Copy each line in the data that includes the word "getData".

-- Given data follows --

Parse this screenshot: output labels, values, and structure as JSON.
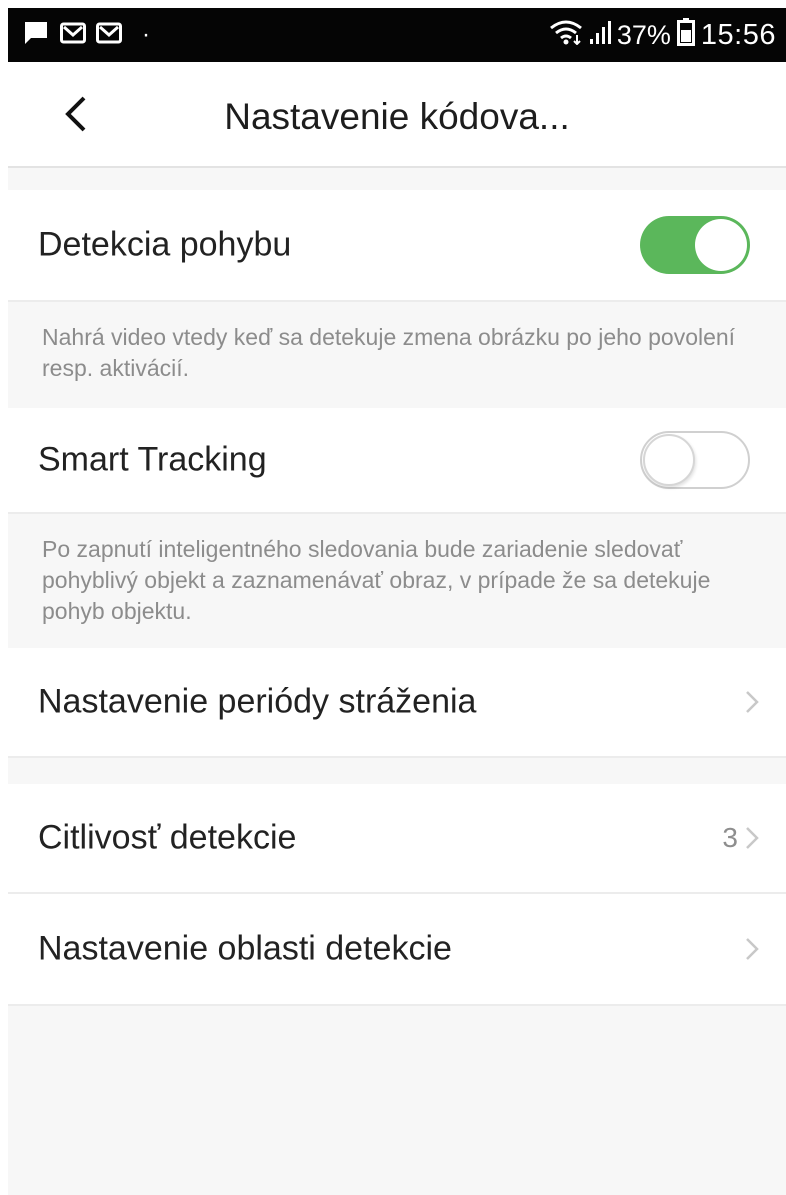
{
  "status_bar": {
    "icons": [
      "message-icon",
      "gmail-icon",
      "gmail-icon",
      "wifi-icon",
      "signal-icon",
      "battery-icon"
    ],
    "dot": "·",
    "battery": "37%",
    "time": "15:56"
  },
  "header": {
    "title": "Nastavenie kódova..."
  },
  "settings": {
    "motion_detection": {
      "label": "Detekcia pohybu",
      "enabled": true,
      "description": "Nahrá video vtedy keď sa detekuje zmena obrázku po jeho povolení resp. aktivácií."
    },
    "smart_tracking": {
      "label": "Smart Tracking",
      "enabled": false,
      "description": "Po zapnutí inteligentného sledovania bude zariadenie sledovať pohyblivý objekt a zaznamenávať obraz, v prípade že sa detekuje pohyb objektu."
    },
    "guard_period": {
      "label": "Nastavenie periódy stráženia"
    },
    "sensitivity": {
      "label": "Citlivosť detekcie",
      "value": "3"
    },
    "detection_area": {
      "label": "Nastavenie oblasti detekcie"
    }
  },
  "colors": {
    "toggle_on": "#5bb75b",
    "toggle_off_border": "#d0d0d0",
    "section_gap": "#f7f7f7"
  }
}
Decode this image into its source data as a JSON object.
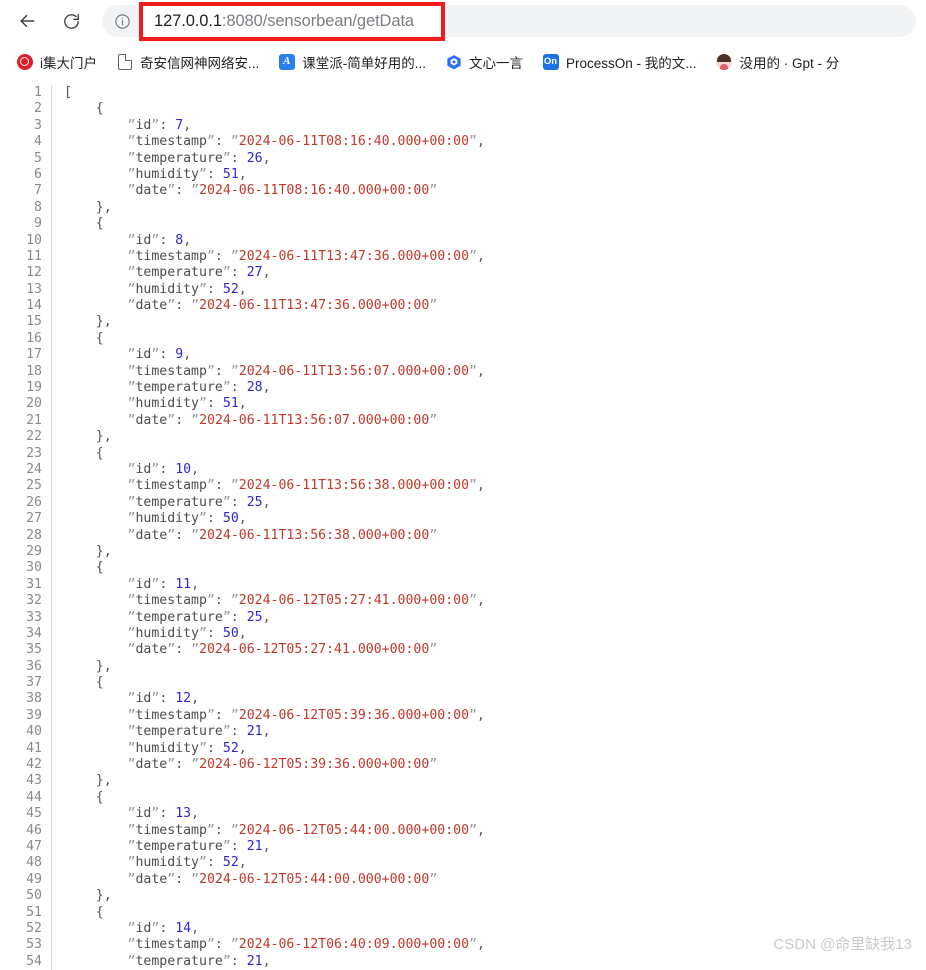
{
  "browser": {
    "back_icon": "back-arrow-icon",
    "reload_icon": "reload-icon",
    "site_info_icon": "info-circle-icon",
    "url": {
      "host": "127.0.0.1",
      "path": ":8080/sensorbean/getData",
      "full": "127.0.0.1:8080/sensorbean/getData",
      "highlight_color": "#ee1c1c"
    }
  },
  "bookmarks": [
    {
      "label": "i集大门户",
      "icon": "jida-portal-icon"
    },
    {
      "label": "奇安信网神网络安...",
      "icon": "document-icon"
    },
    {
      "label": "课堂派-简单好用的...",
      "icon": "ketangpai-icon",
      "icon_text": "A"
    },
    {
      "label": "文心一言",
      "icon": "wenxinyiyan-icon"
    },
    {
      "label": "ProcessOn - 我的文...",
      "icon": "processon-icon",
      "icon_text": "On"
    },
    {
      "label": "没用的 · Gpt - 分",
      "icon": "avatar-icon"
    }
  ],
  "watermark": "CSDN @命里缺我13",
  "json_response": {
    "records": [
      {
        "id": 7,
        "timestamp": "2024-06-11T08:16:40.000+00:00",
        "temperature": 26,
        "humidity": 51,
        "date": "2024-06-11T08:16:40.000+00:00"
      },
      {
        "id": 8,
        "timestamp": "2024-06-11T13:47:36.000+00:00",
        "temperature": 27,
        "humidity": 52,
        "date": "2024-06-11T13:47:36.000+00:00"
      },
      {
        "id": 9,
        "timestamp": "2024-06-11T13:56:07.000+00:00",
        "temperature": 28,
        "humidity": 51,
        "date": "2024-06-11T13:56:07.000+00:00"
      },
      {
        "id": 10,
        "timestamp": "2024-06-11T13:56:38.000+00:00",
        "temperature": 25,
        "humidity": 50,
        "date": "2024-06-11T13:56:38.000+00:00"
      },
      {
        "id": 11,
        "timestamp": "2024-06-12T05:27:41.000+00:00",
        "temperature": 25,
        "humidity": 50,
        "date": "2024-06-12T05:27:41.000+00:00"
      },
      {
        "id": 12,
        "timestamp": "2024-06-12T05:39:36.000+00:00",
        "temperature": 21,
        "humidity": 52,
        "date": "2024-06-12T05:39:36.000+00:00"
      },
      {
        "id": 13,
        "timestamp": "2024-06-12T05:44:00.000+00:00",
        "temperature": 21,
        "humidity": 52,
        "date": "2024-06-12T05:44:00.000+00:00"
      },
      {
        "id": 14,
        "timestamp": "2024-06-12T06:40:09.000+00:00",
        "temperature": null,
        "humidity": null,
        "date": null
      }
    ],
    "key_order": [
      "id",
      "timestamp",
      "temperature",
      "humidity",
      "date"
    ],
    "first_line": "[",
    "total_lines_visible": 54,
    "colors": {
      "number": "#2f27d6",
      "string": "#c0392b",
      "key": "#4d4d4d",
      "punctuation": "#555555",
      "line_number": "#8a8a8a"
    }
  }
}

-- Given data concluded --

### Solved problem:
      "path": ":8080/sensorbean/getData",
      "full": "127.0.0.1:8080/sensorbean/getData",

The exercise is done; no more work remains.